I visited the Ecology Center in San Juan Capistrano yesterday – a delightful sunny day experience on so many levels. There was a children’s group of a local “Head, Heart, Hands, Health” chapter there learning about water conservation and composting; an abundance of organically grown produce in all shapes and sizes for sale, and under the shade of a leafy tree there was small-batch artisan bread served with fresh tangerine marmalade for the sampling. Just chilling and posing for our entertainment was the fattest, most gorgeous rooster I’ve ever met.
And if that was not enough, this entrance door led into a general store, now housed in an historic 1878 residence, once the home of a pony express rider in the days of early California. Swoon!
The detail that was put into the door knob alone, from an era when even basic hardware was skillfully decorated, was enough to stop my heart! Now that was the day when even the commonplace was elevated. The everyday object could be sublime and bring a sense of refinement to anyone that laid their hand to it. Ah, the Victorian era.
So I wondered, “How many hands have grasped that ornate bit of bronze ?” One hundred and forty years of granting entrance – the ongoing duty of a humble door knob. How many hands? Gentlewomen’s hands. Ranch hands. Banker’s hands, tradesmen’s hands, card player’s hands, walnut harvesters and orange grove owners hands?
Something to think about: YOU could be the means of opening a door for someone else. For the benefit of another’s head, heart, hands,or health perhaps?

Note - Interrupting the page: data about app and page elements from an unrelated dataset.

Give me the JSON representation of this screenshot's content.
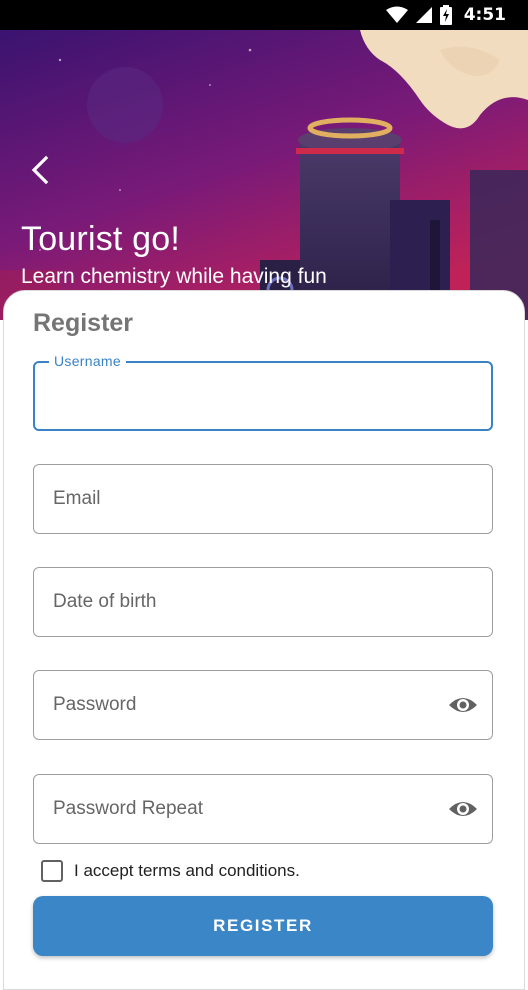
{
  "status_bar": {
    "time": "4:51",
    "icons": [
      "wifi-icon",
      "signal-icon",
      "battery-charging-icon"
    ]
  },
  "header": {
    "title": "Tourist go!",
    "subtitle": "Learn chemistry while having fun",
    "back_icon": "chevron-left-icon"
  },
  "form": {
    "title": "Register",
    "fields": [
      {
        "label": "Username",
        "value": "",
        "focused": true
      },
      {
        "label": "Email",
        "value": ""
      },
      {
        "label": "Date of birth",
        "value": ""
      },
      {
        "label": "Password",
        "value": "",
        "trailing_icon": "eye-icon"
      },
      {
        "label": "Password Repeat",
        "value": "",
        "trailing_icon": "eye-icon"
      }
    ],
    "terms_label": "I accept terms and conditions.",
    "terms_checked": false,
    "submit_label": "REGISTER"
  },
  "colors": {
    "accent": "#3a86c6",
    "focus_border": "#3a82c4",
    "hero_purple": "#5a1a7e",
    "hero_magenta": "#b0205c"
  }
}
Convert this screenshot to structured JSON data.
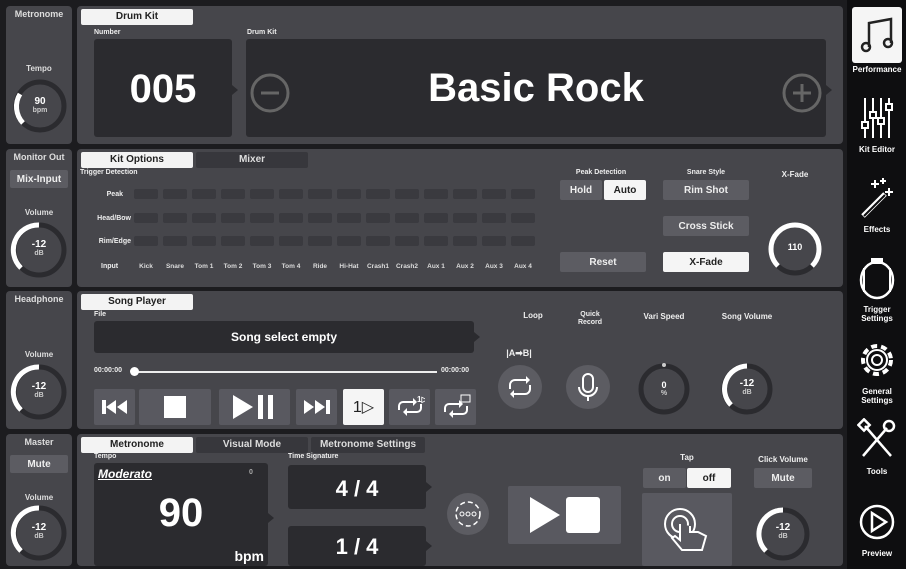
{
  "metronome_side": {
    "title": "Metronome",
    "tempo_label": "Tempo",
    "tempo_value": "90",
    "tempo_unit": "bpm"
  },
  "monitor_out": {
    "title": "Monitor Out",
    "button": "Mix-Input",
    "volume_label": "Volume",
    "value": "-12",
    "unit": "dB"
  },
  "headphone": {
    "title": "Headphone",
    "volume_label": "Volume",
    "value": "-12",
    "unit": "dB"
  },
  "master": {
    "title": "Master",
    "button": "Mute",
    "volume_label": "Volume",
    "value": "-12",
    "unit": "dB"
  },
  "drum_kit": {
    "tab": "Drum Kit",
    "number_label": "Number",
    "kit_label": "Drum Kit",
    "number": "005",
    "name": "Basic Rock"
  },
  "kit_options": {
    "tabs": [
      "Kit Options",
      "Mixer"
    ],
    "trigger_label": "Trigger Detection",
    "rows": [
      "Peak",
      "Head/Bow",
      "Rim/Edge"
    ],
    "input_label": "Input",
    "inputs": [
      "Kick",
      "Snare",
      "Tom 1",
      "Tom 2",
      "Tom 3",
      "Tom 4",
      "Ride",
      "Hi-Hat",
      "Crash1",
      "Crash2",
      "Aux 1",
      "Aux 2",
      "Aux 3",
      "Aux 4"
    ],
    "peak_detection_label": "Peak Detection",
    "hold": "Hold",
    "auto": "Auto",
    "reset": "Reset",
    "snare_style_label": "Snare Style",
    "rim_shot": "Rim Shot",
    "cross_stick": "Cross Stick",
    "x_fade_btn": "X-Fade",
    "x_fade_label": "X-Fade",
    "x_fade_value": "110"
  },
  "song_player": {
    "tab": "Song Player",
    "file_label": "File",
    "song": "Song select empty",
    "time_start": "00:00:00",
    "time_end": "00:00:00",
    "loop_label": "Loop",
    "ab_label": "|A➡B|",
    "quick_record_label": "Quick\nRecord",
    "vari_speed_label": "Vari Speed",
    "vari_value": "0",
    "vari_unit": "%",
    "song_volume_label": "Song Volume",
    "song_vol_value": "-12",
    "song_vol_unit": "dB",
    "single_play": "1▷"
  },
  "metronome": {
    "tabs": [
      "Metronome",
      "Visual Mode",
      "Metronome Settings"
    ],
    "tempo_label": "Tempo",
    "tempo_name": "Moderato",
    "tempo_small": "0",
    "tempo": "90",
    "bpm": "bpm",
    "time_sig_label": "Time Signature",
    "time_sig": "4 / 4",
    "sub": "1 / 4",
    "tap_label": "Tap",
    "on": "on",
    "off": "off",
    "click_volume_label": "Click Volume",
    "mute": "Mute",
    "click_vol_value": "-12",
    "click_vol_unit": "dB"
  },
  "sidebar": [
    {
      "label": "Performance",
      "icon": "music-note-icon"
    },
    {
      "label": "Kit Editor",
      "icon": "sliders-icon"
    },
    {
      "label": "Effects",
      "icon": "magic-wand-icon"
    },
    {
      "label": "Trigger\nSettings",
      "icon": "drum-icon"
    },
    {
      "label": "General\nSettings",
      "icon": "gear-icon"
    },
    {
      "label": "Tools",
      "icon": "tools-icon"
    },
    {
      "label": "Preview",
      "icon": "play-circle-icon"
    }
  ]
}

We are always looking for and hoping for that next open door that will change things for us. Perhaps you, my friend, even today, might be the means of opening a door for someone who is seeking.